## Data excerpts

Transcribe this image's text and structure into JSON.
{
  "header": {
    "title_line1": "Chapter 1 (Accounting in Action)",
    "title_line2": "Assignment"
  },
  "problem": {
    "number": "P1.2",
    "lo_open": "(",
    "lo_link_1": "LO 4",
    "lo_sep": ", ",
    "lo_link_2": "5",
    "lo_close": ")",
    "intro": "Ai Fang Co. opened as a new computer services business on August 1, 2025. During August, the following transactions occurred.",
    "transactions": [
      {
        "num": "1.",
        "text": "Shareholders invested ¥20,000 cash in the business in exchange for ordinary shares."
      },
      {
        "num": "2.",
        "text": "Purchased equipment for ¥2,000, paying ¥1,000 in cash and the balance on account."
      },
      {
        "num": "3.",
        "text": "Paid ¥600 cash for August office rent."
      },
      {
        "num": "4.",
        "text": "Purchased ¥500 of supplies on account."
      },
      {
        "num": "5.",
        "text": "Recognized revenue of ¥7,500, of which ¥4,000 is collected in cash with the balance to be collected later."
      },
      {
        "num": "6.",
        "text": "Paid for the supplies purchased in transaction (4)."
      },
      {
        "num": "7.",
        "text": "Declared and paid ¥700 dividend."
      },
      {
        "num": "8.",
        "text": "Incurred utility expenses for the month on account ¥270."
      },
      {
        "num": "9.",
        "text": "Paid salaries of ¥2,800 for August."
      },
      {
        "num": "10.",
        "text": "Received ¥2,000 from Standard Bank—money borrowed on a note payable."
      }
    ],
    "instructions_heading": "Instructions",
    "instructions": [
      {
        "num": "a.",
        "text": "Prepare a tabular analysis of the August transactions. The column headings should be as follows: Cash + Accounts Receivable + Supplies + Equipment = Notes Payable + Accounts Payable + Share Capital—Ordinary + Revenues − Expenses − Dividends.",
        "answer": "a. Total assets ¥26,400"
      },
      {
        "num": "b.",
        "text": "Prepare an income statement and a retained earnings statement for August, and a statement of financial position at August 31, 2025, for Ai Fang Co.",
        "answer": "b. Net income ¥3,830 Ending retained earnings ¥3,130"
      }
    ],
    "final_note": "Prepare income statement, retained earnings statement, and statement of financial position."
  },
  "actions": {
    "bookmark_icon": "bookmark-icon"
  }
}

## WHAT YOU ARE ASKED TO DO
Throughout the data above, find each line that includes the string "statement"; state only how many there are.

## ANSWER FOR THE TASK
2